While it’s not a movie that’s overly memorable in terms of character or story, Magic Mike’s Last Dance is entertaining while it’s happening, and I’d argue that the final dance number alone is worth the price of admission and will likely be the scene that stands the test of time here. As mentioned at the start, if you’ve never watched a Magic Mike film before but are intrigued, know that you can go into Magic Mike’s Last Dance blind and not be lost at all. As for fans who have been around since the beginning, I’d say that they’ll be thoroughly pleased by the climax of this series.
Overall Rating: 3.5/5
Blu-ray Video and Audio Review
The video transition here is solid all around, with Cinematographer Peter Andrew’s work being showcased best when the show is happening on stage. The rest of the film looks good but isn’t overly flashy and has a vibe that’s more reality based over fantasy. While not vibrant it’s still not a depressing looking movie, just a more neutral feel that works for the story being told. Allowing everything to pop during the final act on stage makes the most sense and works really well.
On the audio side of things we’ve got a 5.1 DTS-HD Master Audio mix that once again truly shines during the dance numbers. The music rumbles through the speakers nicely, booming at the proper times and firing off from all angles when in the thick of it. It’s a fantastic mix that helps elevate everything it touches – which is everything. It’s a reoccurring theme throughout this review, but all pieces of this movie truly come together best during the finale, which is exactly how it should be for a movie like this.

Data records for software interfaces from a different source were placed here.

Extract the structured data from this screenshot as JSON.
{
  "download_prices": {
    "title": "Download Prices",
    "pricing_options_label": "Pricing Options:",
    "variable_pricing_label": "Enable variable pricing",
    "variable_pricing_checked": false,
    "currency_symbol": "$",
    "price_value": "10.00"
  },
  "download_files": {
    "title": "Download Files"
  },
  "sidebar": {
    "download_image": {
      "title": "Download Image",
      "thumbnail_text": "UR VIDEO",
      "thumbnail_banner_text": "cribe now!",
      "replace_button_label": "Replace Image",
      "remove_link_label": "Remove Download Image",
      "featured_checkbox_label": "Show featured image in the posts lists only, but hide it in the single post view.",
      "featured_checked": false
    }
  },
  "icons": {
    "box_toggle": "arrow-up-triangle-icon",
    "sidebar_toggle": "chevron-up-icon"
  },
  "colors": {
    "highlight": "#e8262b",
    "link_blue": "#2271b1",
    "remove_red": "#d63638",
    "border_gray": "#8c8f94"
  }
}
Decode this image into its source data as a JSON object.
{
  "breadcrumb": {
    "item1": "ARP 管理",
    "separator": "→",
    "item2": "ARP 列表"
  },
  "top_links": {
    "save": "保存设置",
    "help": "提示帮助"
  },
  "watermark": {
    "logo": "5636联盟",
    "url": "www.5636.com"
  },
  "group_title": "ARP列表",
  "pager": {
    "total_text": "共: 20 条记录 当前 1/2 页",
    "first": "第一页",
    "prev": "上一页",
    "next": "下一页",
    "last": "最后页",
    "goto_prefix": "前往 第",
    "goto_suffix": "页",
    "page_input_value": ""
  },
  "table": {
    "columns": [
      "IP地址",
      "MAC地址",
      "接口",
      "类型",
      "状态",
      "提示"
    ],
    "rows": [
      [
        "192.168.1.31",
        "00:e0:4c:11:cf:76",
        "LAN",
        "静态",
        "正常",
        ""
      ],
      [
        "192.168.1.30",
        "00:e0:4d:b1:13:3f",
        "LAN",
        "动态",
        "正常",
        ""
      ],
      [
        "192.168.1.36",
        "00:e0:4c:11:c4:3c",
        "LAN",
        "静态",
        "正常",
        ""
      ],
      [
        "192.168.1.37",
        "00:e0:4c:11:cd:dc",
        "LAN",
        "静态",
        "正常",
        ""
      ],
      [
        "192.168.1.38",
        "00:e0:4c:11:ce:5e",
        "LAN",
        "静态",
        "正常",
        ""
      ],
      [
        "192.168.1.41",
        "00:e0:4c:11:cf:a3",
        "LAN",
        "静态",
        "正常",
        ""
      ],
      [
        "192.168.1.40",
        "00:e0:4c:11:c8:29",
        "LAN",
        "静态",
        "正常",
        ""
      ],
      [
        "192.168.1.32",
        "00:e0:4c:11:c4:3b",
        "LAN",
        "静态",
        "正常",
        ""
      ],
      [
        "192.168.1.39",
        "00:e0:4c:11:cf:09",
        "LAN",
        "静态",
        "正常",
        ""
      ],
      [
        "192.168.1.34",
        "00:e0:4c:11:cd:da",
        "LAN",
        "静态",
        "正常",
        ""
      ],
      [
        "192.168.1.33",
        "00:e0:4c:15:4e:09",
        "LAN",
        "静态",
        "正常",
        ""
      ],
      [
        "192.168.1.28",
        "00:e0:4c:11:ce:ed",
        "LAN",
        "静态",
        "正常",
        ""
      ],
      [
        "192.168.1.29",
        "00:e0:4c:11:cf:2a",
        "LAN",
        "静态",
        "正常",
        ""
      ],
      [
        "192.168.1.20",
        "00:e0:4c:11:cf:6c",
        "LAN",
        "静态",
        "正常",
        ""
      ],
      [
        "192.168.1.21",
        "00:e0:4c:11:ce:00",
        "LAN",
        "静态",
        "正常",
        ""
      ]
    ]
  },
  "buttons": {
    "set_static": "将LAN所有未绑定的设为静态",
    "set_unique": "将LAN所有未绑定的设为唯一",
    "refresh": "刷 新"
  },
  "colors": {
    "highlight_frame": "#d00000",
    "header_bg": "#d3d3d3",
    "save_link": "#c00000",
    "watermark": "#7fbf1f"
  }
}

Magic Mike’s New Moves – This is the only actual featurette on the disc and it’s a brief glimpse behind the camera touching on things that deserved their own features. Alas, sometimes it’s just not meant to be and that’s the case here. While I would’ve loved a larger breakdown of the final dance routine we’re instead given a minute or two talking about it here with choreographers Luke Broadlick and Alison Faulk. Tatum also talks about why they decided to come back and make a third film, and how they wanted to showcase the dancers from the live show this time out.
Extended Scene – There’s one extended scene here that’s 8-minutes in length. It’s clear why this was cut as it was a scene that didn’t need to be longer, and the things that were cut would’ve just made the scenario more ridiculous than the fun, silly little bit that it was.
Warner Bros. Pictures Presents Magic Mike’s Last Dance. Directed by: Steven Soderbergh. Written by: Reid Carolin. Starring: Channing Tatum, Salma Hayek, Ayub Khan-Din, Kylie Shea. Running time: 112 Minutes. Rating: PG. Released on Blu-ray: April 18, 2023.